**WHAT NEEDS TO BE DONE**.
Check the material that follows for the word "کالا" and say how many lines contain it, with no other words.

**LISTED ENTRIES**.
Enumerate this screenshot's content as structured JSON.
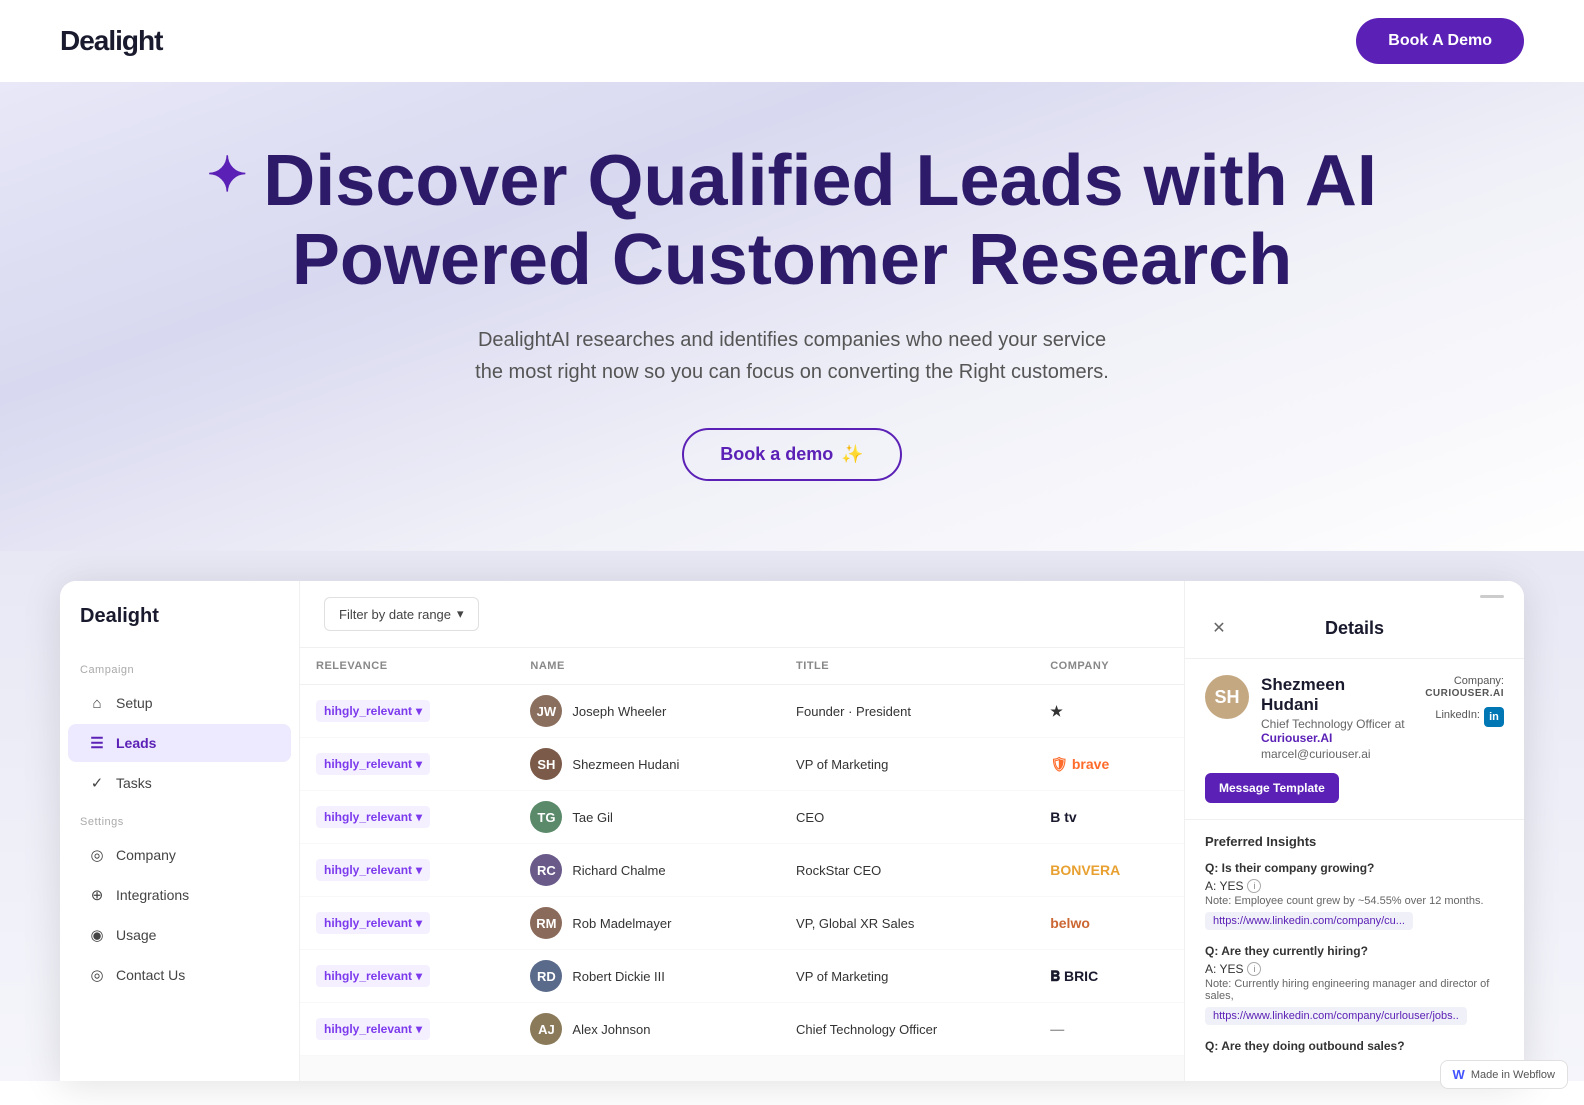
{
  "brand": {
    "name": "Dealight",
    "name_prefix": "D",
    "name_suffix": "ealight"
  },
  "navbar": {
    "book_demo_label": "Book A Demo"
  },
  "hero": {
    "icon": "✦",
    "title_line1": "Discover Qualified Leads with AI",
    "title_line2": "Powered Customer Research",
    "subtitle_line1": "DealightAI researches and identifies companies who need your service",
    "subtitle_line2": "the most right now so you can focus on converting the Right customers.",
    "cta_label": "Book a demo",
    "cta_emoji": "✨"
  },
  "sidebar": {
    "logo": "Dealight",
    "sections": [
      {
        "label": "Campaign",
        "items": [
          {
            "icon": "⌂",
            "label": "Setup",
            "active": false
          },
          {
            "icon": "☰",
            "label": "Leads",
            "active": true
          },
          {
            "icon": "✓",
            "label": "Tasks",
            "active": false
          }
        ]
      },
      {
        "label": "Settings",
        "items": [
          {
            "icon": "◎",
            "label": "Company",
            "active": false
          },
          {
            "icon": "⊕",
            "label": "Integrations",
            "active": false
          },
          {
            "icon": "◉",
            "label": "Usage",
            "active": false
          },
          {
            "icon": "◎",
            "label": "Contact Us",
            "active": false
          }
        ]
      }
    ]
  },
  "filter": {
    "label": "Filter by date range",
    "icon": "▾"
  },
  "table": {
    "columns": [
      "RELEVANCE",
      "NAME",
      "TITLE",
      "COMPANY"
    ],
    "rows": [
      {
        "relevance": "hihgly_relevant",
        "name": "Joseph Wheeler",
        "title": "Founder · President",
        "company": "★",
        "avatar_color": "#8b6f5e",
        "avatar_initials": "JW"
      },
      {
        "relevance": "hihgly_relevant",
        "name": "Shezmeen Hudani",
        "title": "VP of Marketing",
        "company": "brave",
        "avatar_color": "#7b5a4a",
        "avatar_initials": "SH"
      },
      {
        "relevance": "hihgly_relevant",
        "name": "Tae Gil",
        "title": "CEO",
        "company": "B tv",
        "avatar_color": "#5a8a6a",
        "avatar_initials": "TG"
      },
      {
        "relevance": "hihgly_relevant",
        "name": "Richard Chalme",
        "title": "RockStar CEO",
        "company": "BONVERA",
        "avatar_color": "#6a5a8a",
        "avatar_initials": "RC"
      },
      {
        "relevance": "hihgly_relevant",
        "name": "Rob Madelmayer",
        "title": "VP, Global XR Sales",
        "company": "belwo",
        "avatar_color": "#8a6a5a",
        "avatar_initials": "RM"
      },
      {
        "relevance": "hihgly_relevant",
        "name": "Robert Dickie III",
        "title": "VP of Marketing",
        "company": "B BRIC",
        "avatar_color": "#5a6a8a",
        "avatar_initials": "RD"
      },
      {
        "relevance": "hihgly_relevant",
        "name": "Alex Johnson",
        "title": "Chief Technology Officer",
        "company": "—",
        "avatar_color": "#8a7a5a",
        "avatar_initials": "AJ"
      }
    ]
  },
  "details": {
    "title": "Details",
    "close_label": "✕",
    "person": {
      "name": "Shezmeen Hudani",
      "role": "Chief Technology Officer at",
      "company_link": "Curiouser.AI",
      "email": "marcel@curiouser.ai",
      "company_label": "Company:",
      "company_value": "CURIOUSER.AI",
      "linkedin_label": "LinkedIn:",
      "linkedin_text": "in"
    },
    "message_template_label": "Message Template",
    "insights_title": "Preferred Insights",
    "insights": [
      {
        "question": "Q: Is their company growing?",
        "answer": "A: YES",
        "note": "Note: Employee count grew by ~54.55% over 12 months.",
        "link": "https://www.linkedin.com/company/cu..."
      },
      {
        "question": "Q: Are they currently hiring?",
        "answer": "A: YES",
        "note": "Note: Currently hiring engineering manager and director of sales,",
        "link": "https://www.linkedin.com/company/curlouser/jobs.."
      },
      {
        "question": "Q: Are they doing outbound sales?",
        "answer": "",
        "note": "",
        "link": ""
      }
    ]
  },
  "webflow": {
    "label": "Made in Webflow"
  }
}
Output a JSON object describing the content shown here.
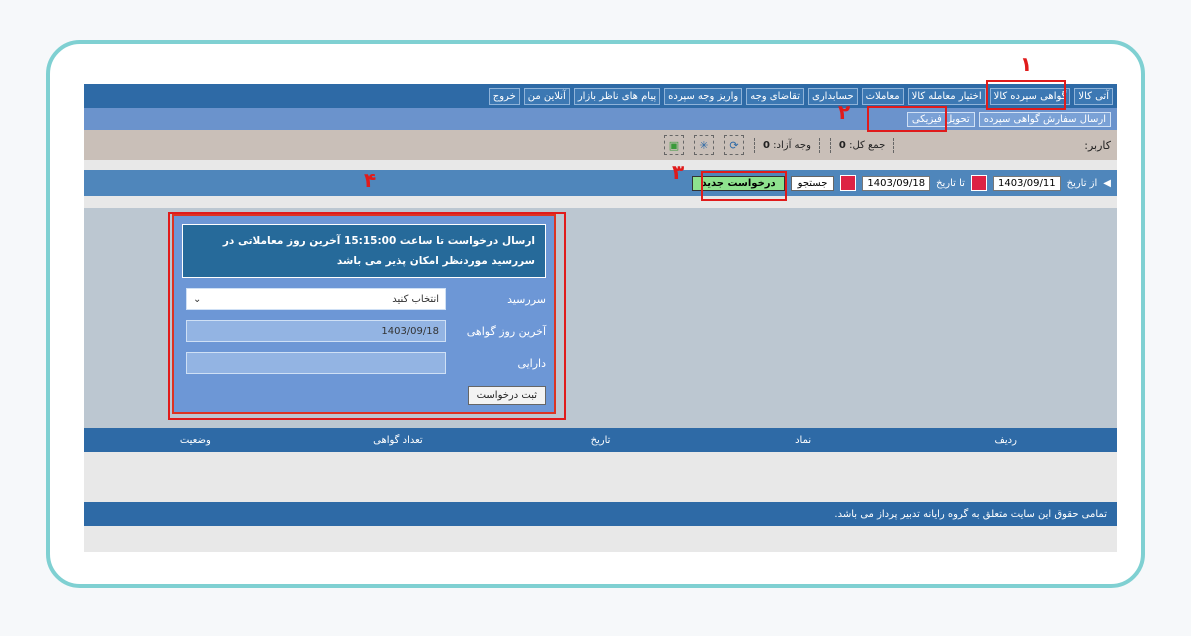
{
  "topnav": {
    "items": [
      "آتی کالا",
      "گواهی سپرده کالا",
      "اختیار معامله کالا",
      "معاملات",
      "حسابداری",
      "تقاضای وجه",
      "واریز وجه سپرده",
      "پیام های ناظر بازار",
      "آنلاین من",
      "خروج"
    ]
  },
  "subnav": {
    "items": [
      "ارسال سفارش گواهی سپرده",
      "تحویل فیزیکی"
    ]
  },
  "balance": {
    "user_label": "کاربر:",
    "total_label": "جمع کل:",
    "total_value": "0",
    "free_label": "وجه آزاد:",
    "free_value": "0"
  },
  "filter": {
    "from_label": "از تاریخ",
    "from_value": "1403/09/11",
    "to_label": "تا تاریخ",
    "to_value": "1403/09/18",
    "search_label": "جستجو",
    "new_request_label": "درخواست جدید"
  },
  "panel": {
    "notice": "ارسال درخواست تا ساعت 15:15:00 آخرین روز معاملاتی در سررسید موردنظر امکان پذیر می باشد",
    "due_label": "سررسید",
    "due_select": "انتخاب کنید",
    "lastday_label": "آخرین روز گواهی",
    "lastday_value": "1403/09/18",
    "asset_label": "دارایی",
    "submit_label": "ثبت درخواست"
  },
  "table": {
    "headers": [
      "ردیف",
      "نماد",
      "تاریخ",
      "تعداد گواهی",
      "وضعیت"
    ]
  },
  "footer": {
    "text": "تمامی حقوق این سایت متعلق به گروه رایانه تدبیر پرداز می باشد."
  },
  "annotations": {
    "n1": "۱",
    "n2": "۲",
    "n3": "۳",
    "n4": "۴"
  }
}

**ANSWER SECTION**.
3